Pennisetum clandestinum (Kikuyu grass)

Kingdom: Plantae
(Unranked): Angiosperms
(Unranked): Monocots
(Unranked): Commelinids 
Order: Poales
Family: Poaceae 
Genus: Pennisetum 
Species: P. clandestinum 
Binomial name: Pennisetum clandestinum 
Common name: Kikuyu

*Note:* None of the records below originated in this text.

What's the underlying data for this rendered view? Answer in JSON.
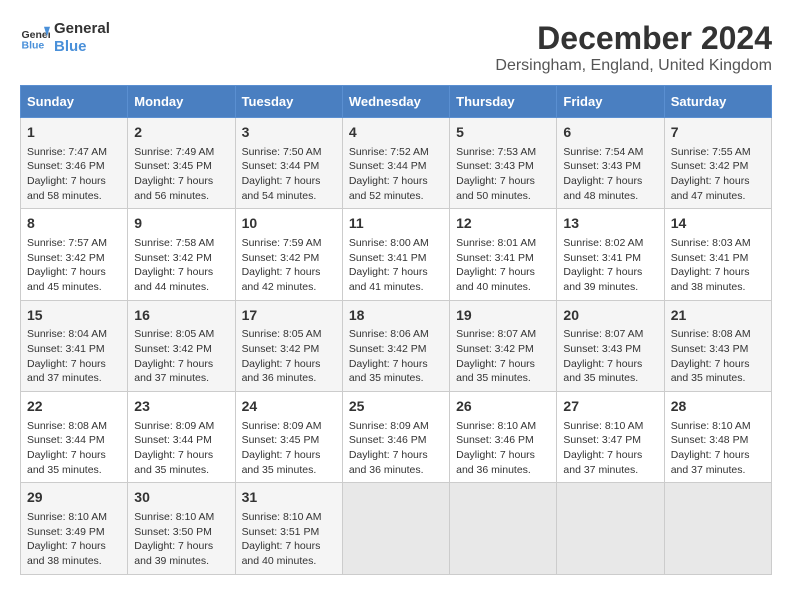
{
  "header": {
    "logo_line1": "General",
    "logo_line2": "Blue",
    "month": "December 2024",
    "location": "Dersingham, England, United Kingdom"
  },
  "days_of_week": [
    "Sunday",
    "Monday",
    "Tuesday",
    "Wednesday",
    "Thursday",
    "Friday",
    "Saturday"
  ],
  "weeks": [
    [
      {
        "day": "1",
        "info": "Sunrise: 7:47 AM\nSunset: 3:46 PM\nDaylight: 7 hours\nand 58 minutes."
      },
      {
        "day": "2",
        "info": "Sunrise: 7:49 AM\nSunset: 3:45 PM\nDaylight: 7 hours\nand 56 minutes."
      },
      {
        "day": "3",
        "info": "Sunrise: 7:50 AM\nSunset: 3:44 PM\nDaylight: 7 hours\nand 54 minutes."
      },
      {
        "day": "4",
        "info": "Sunrise: 7:52 AM\nSunset: 3:44 PM\nDaylight: 7 hours\nand 52 minutes."
      },
      {
        "day": "5",
        "info": "Sunrise: 7:53 AM\nSunset: 3:43 PM\nDaylight: 7 hours\nand 50 minutes."
      },
      {
        "day": "6",
        "info": "Sunrise: 7:54 AM\nSunset: 3:43 PM\nDaylight: 7 hours\nand 48 minutes."
      },
      {
        "day": "7",
        "info": "Sunrise: 7:55 AM\nSunset: 3:42 PM\nDaylight: 7 hours\nand 47 minutes."
      }
    ],
    [
      {
        "day": "8",
        "info": "Sunrise: 7:57 AM\nSunset: 3:42 PM\nDaylight: 7 hours\nand 45 minutes."
      },
      {
        "day": "9",
        "info": "Sunrise: 7:58 AM\nSunset: 3:42 PM\nDaylight: 7 hours\nand 44 minutes."
      },
      {
        "day": "10",
        "info": "Sunrise: 7:59 AM\nSunset: 3:42 PM\nDaylight: 7 hours\nand 42 minutes."
      },
      {
        "day": "11",
        "info": "Sunrise: 8:00 AM\nSunset: 3:41 PM\nDaylight: 7 hours\nand 41 minutes."
      },
      {
        "day": "12",
        "info": "Sunrise: 8:01 AM\nSunset: 3:41 PM\nDaylight: 7 hours\nand 40 minutes."
      },
      {
        "day": "13",
        "info": "Sunrise: 8:02 AM\nSunset: 3:41 PM\nDaylight: 7 hours\nand 39 minutes."
      },
      {
        "day": "14",
        "info": "Sunrise: 8:03 AM\nSunset: 3:41 PM\nDaylight: 7 hours\nand 38 minutes."
      }
    ],
    [
      {
        "day": "15",
        "info": "Sunrise: 8:04 AM\nSunset: 3:41 PM\nDaylight: 7 hours\nand 37 minutes."
      },
      {
        "day": "16",
        "info": "Sunrise: 8:05 AM\nSunset: 3:42 PM\nDaylight: 7 hours\nand 37 minutes."
      },
      {
        "day": "17",
        "info": "Sunrise: 8:05 AM\nSunset: 3:42 PM\nDaylight: 7 hours\nand 36 minutes."
      },
      {
        "day": "18",
        "info": "Sunrise: 8:06 AM\nSunset: 3:42 PM\nDaylight: 7 hours\nand 35 minutes."
      },
      {
        "day": "19",
        "info": "Sunrise: 8:07 AM\nSunset: 3:42 PM\nDaylight: 7 hours\nand 35 minutes."
      },
      {
        "day": "20",
        "info": "Sunrise: 8:07 AM\nSunset: 3:43 PM\nDaylight: 7 hours\nand 35 minutes."
      },
      {
        "day": "21",
        "info": "Sunrise: 8:08 AM\nSunset: 3:43 PM\nDaylight: 7 hours\nand 35 minutes."
      }
    ],
    [
      {
        "day": "22",
        "info": "Sunrise: 8:08 AM\nSunset: 3:44 PM\nDaylight: 7 hours\nand 35 minutes."
      },
      {
        "day": "23",
        "info": "Sunrise: 8:09 AM\nSunset: 3:44 PM\nDaylight: 7 hours\nand 35 minutes."
      },
      {
        "day": "24",
        "info": "Sunrise: 8:09 AM\nSunset: 3:45 PM\nDaylight: 7 hours\nand 35 minutes."
      },
      {
        "day": "25",
        "info": "Sunrise: 8:09 AM\nSunset: 3:46 PM\nDaylight: 7 hours\nand 36 minutes."
      },
      {
        "day": "26",
        "info": "Sunrise: 8:10 AM\nSunset: 3:46 PM\nDaylight: 7 hours\nand 36 minutes."
      },
      {
        "day": "27",
        "info": "Sunrise: 8:10 AM\nSunset: 3:47 PM\nDaylight: 7 hours\nand 37 minutes."
      },
      {
        "day": "28",
        "info": "Sunrise: 8:10 AM\nSunset: 3:48 PM\nDaylight: 7 hours\nand 37 minutes."
      }
    ],
    [
      {
        "day": "29",
        "info": "Sunrise: 8:10 AM\nSunset: 3:49 PM\nDaylight: 7 hours\nand 38 minutes."
      },
      {
        "day": "30",
        "info": "Sunrise: 8:10 AM\nSunset: 3:50 PM\nDaylight: 7 hours\nand 39 minutes."
      },
      {
        "day": "31",
        "info": "Sunrise: 8:10 AM\nSunset: 3:51 PM\nDaylight: 7 hours\nand 40 minutes."
      },
      {
        "day": "",
        "info": ""
      },
      {
        "day": "",
        "info": ""
      },
      {
        "day": "",
        "info": ""
      },
      {
        "day": "",
        "info": ""
      }
    ]
  ]
}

The tropical grass species Pennisetum clandestinum is known by several common names, most often kikuyu grass, as it is native to the region of East Africa that is home to the Kikuyu tribe. It is native to the low-elevation tropics of Kenya and environs, where it grows best in humid heat, such as the wet coastal areas. Because of its rapid growth and aggressive nature, it is categorised as a noxious weed in some regions. However, it is also a popular garden lawn species in Australia and South Africa because it is cheap and drought-tolerant. In addition it is useful as pasture for livestock grazing.
Pennisetum clandestinum is a rhizomatous plant, in the Poaceae (grass) family, that has matted roots and a grass-like or herbaceous habit. The leaves are green, flattened or upwardly folded along the midrib, 10-150 millimetres long, and 1-5 mm wide. The apex of the leaf blade is obtuse. It occurs in sandy soil and reaches a height of between 70 to 150 millimetres. The species favours moist areas and frequently becomes naturalised from introduction as a cultivated alien. Rooted nodes send up bunches of grass blades.
It has high invasive potential due to its elongate rhizomes and stolons, with which it penetrates the ground, rapidly forming dense mats, and suppressing other plant species. It grows from a thick network of rhizomatous roots and sends out stolons which extend along the ground. It can climb over other plant life, shading it out and producing herbicidal toxins that kill competing plants. It prevents new sprouts of other species from growing, may kill small trees and can choke ponds and waterways. It is resistant to mowing and grazing due to its strong network of roots, which easily send up new shoots. It springs up in turfs and lawns, and can damage buildings by growing in the gaps between stones and tiles. The plant is easily introduced to new areas on ploughing and digging machinery, which may transfer bits of the rhizome in soil clumps. While the grass spreads well via vegetative reproduction from pieces of rhizome, it is also dispersed via seed.

A battle of two problem plants, Tradescantia fluminensis (Wandering Jew) and Pennisetum clandestinum (Kikuyu)

 

The rooted nodes of 
Kikuyu
that send up the grass blades.